Tomorrow in North Carolina, we go to the polls to vote on an anti-gay marriage amendment that would prevent the state or any business within the state from recognizing same sex marriage or even civil unions. Gay marriage is already illegal by statute. The amendment, say defenders, is to keep activist judges from imposing gay marriage on the state against the will of the people.
I'm going to be voting against the amendment. For me, it's mainly an issue of fundamental fairness. Marriage isn't just about procreation, it's also an important societal creation for helping people deal with finances as well as illness and death. I've personally experienced the turmoil of losing a beloved partner who I wasn't legally married to. Laura became ill with cancer when we were dating, and after that we were so focused on fighting the cancer that we never really stopped to make plans for the future. Her family was wonderful in giving me a say on most of the end of life decisions and the funeral arrangements, but there were still a few issues left dangling due to the fact that we were never legally married. I at least had the option, however unrealistic, of marrying Laura. Imagine being in a similar situation of losing a loved one and being told that the state was going to prevent you from forming a legal union. It just seems needlessly harmful, even spiteful, to withhold this legal sanction from someone simply because you find their partner to be of the wrong sex.
However, I find it unsatisfying to simply appeal to emotion to make a case for a matter of law. It's not that emotion has no role to play in law, but I'd prefer most laws be grounded in reason. So, here are some non-emotional arguments for how allowing gay marriage can benefit straight marriage.
1. As capitalism and evolution teach us, competition is good. Gay couples might have an incentive to build storybook marriages that other people envy. Just as people turn out in former dictatorships to vote at amazing rates, gay people long denied marriage might approach their unions with a special enthusiasm and dedication. This could provide an example for straight couples, who, let's face it, often seem a bit jaded with marriage. Maybe trying to live up to a gay standard could help lower the overall divorce rate of straight couples. This could keep more children in two parent households, which is a major force for fighting poverty.
2. As long as we're talking about economics, as someone who has been wedded in the last 12 months, I can testify that weddings and honeymoons are excellent economic stimulus. If we legalized gay marriage tomorrow, I bet the revenues generated from all the pent up demand for legal marriages could drive economic growth up a point or two. Wedded couples are also likely to go out and buy a house together. They save money together, have health insurance together, and are generally statistically less of a burden on society than single people. Gay marriage, in both the long and short term, would be good for straight people's wallets.

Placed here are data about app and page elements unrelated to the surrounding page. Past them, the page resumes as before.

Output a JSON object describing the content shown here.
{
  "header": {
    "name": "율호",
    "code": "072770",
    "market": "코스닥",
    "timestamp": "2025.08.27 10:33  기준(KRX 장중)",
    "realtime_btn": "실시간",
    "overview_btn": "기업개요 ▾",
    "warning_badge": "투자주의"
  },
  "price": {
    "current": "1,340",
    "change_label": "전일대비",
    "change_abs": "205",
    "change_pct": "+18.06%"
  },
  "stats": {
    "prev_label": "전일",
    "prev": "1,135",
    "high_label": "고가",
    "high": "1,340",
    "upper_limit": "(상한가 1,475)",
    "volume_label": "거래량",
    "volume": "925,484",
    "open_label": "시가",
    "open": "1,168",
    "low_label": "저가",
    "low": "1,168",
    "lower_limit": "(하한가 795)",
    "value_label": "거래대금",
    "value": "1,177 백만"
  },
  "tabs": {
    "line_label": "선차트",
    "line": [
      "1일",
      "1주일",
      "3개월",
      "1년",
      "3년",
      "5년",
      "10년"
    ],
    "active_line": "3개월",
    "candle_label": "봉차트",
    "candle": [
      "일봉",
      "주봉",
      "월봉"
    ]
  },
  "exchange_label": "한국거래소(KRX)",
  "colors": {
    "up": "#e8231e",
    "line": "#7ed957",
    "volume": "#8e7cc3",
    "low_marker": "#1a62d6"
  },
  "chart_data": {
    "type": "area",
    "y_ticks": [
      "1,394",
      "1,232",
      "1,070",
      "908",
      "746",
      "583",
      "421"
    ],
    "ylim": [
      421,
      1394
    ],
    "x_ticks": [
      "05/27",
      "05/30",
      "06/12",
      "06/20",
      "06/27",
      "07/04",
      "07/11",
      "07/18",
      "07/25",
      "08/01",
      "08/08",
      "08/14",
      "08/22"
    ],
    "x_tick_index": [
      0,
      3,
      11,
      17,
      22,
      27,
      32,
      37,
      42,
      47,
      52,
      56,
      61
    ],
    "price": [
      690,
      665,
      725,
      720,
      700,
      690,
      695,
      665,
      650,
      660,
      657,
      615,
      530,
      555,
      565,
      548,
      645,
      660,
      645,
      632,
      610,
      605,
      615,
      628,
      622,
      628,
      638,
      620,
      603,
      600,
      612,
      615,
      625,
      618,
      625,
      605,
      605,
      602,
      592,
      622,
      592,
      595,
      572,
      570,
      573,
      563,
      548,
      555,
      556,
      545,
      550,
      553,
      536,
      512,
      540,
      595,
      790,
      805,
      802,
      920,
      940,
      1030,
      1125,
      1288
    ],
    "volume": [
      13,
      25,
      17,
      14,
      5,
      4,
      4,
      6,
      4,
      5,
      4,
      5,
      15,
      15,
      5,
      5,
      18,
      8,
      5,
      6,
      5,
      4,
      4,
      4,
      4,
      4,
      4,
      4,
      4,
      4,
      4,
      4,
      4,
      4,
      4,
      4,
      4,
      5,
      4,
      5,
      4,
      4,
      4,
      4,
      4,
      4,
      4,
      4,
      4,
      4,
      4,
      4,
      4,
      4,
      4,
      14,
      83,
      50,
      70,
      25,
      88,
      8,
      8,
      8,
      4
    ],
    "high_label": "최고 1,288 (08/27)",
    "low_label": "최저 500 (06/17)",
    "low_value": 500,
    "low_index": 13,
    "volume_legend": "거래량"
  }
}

3. It would increase morality. Perhaps you disapprove of homosexuality. If so, do you also disapprove of sex before marriage for straight people? Do you think that sex should be between monogamous couples with the sanction of church and law? If you allow gay marriage, you are helping take a step away from the counter culture, anything-goes sexual morality that took hold in the sixties and seventies and is so ubiquitous today that no one bats an eye if two unmarried opposite sex people live together. Suddenly, you have homosexuals singing the praises of life-long, covenant monogamy. Since homosexuals are frequently drivers of popular cultural trends, marriage could suddenly be the cool, rebellious lifestyle that all young people aspire to. Again, straights win!
So, if you're thinking about voting for the amendment tomorrow, please take a few moments to reconsider. You might be standing in the way of better marriages for everyone.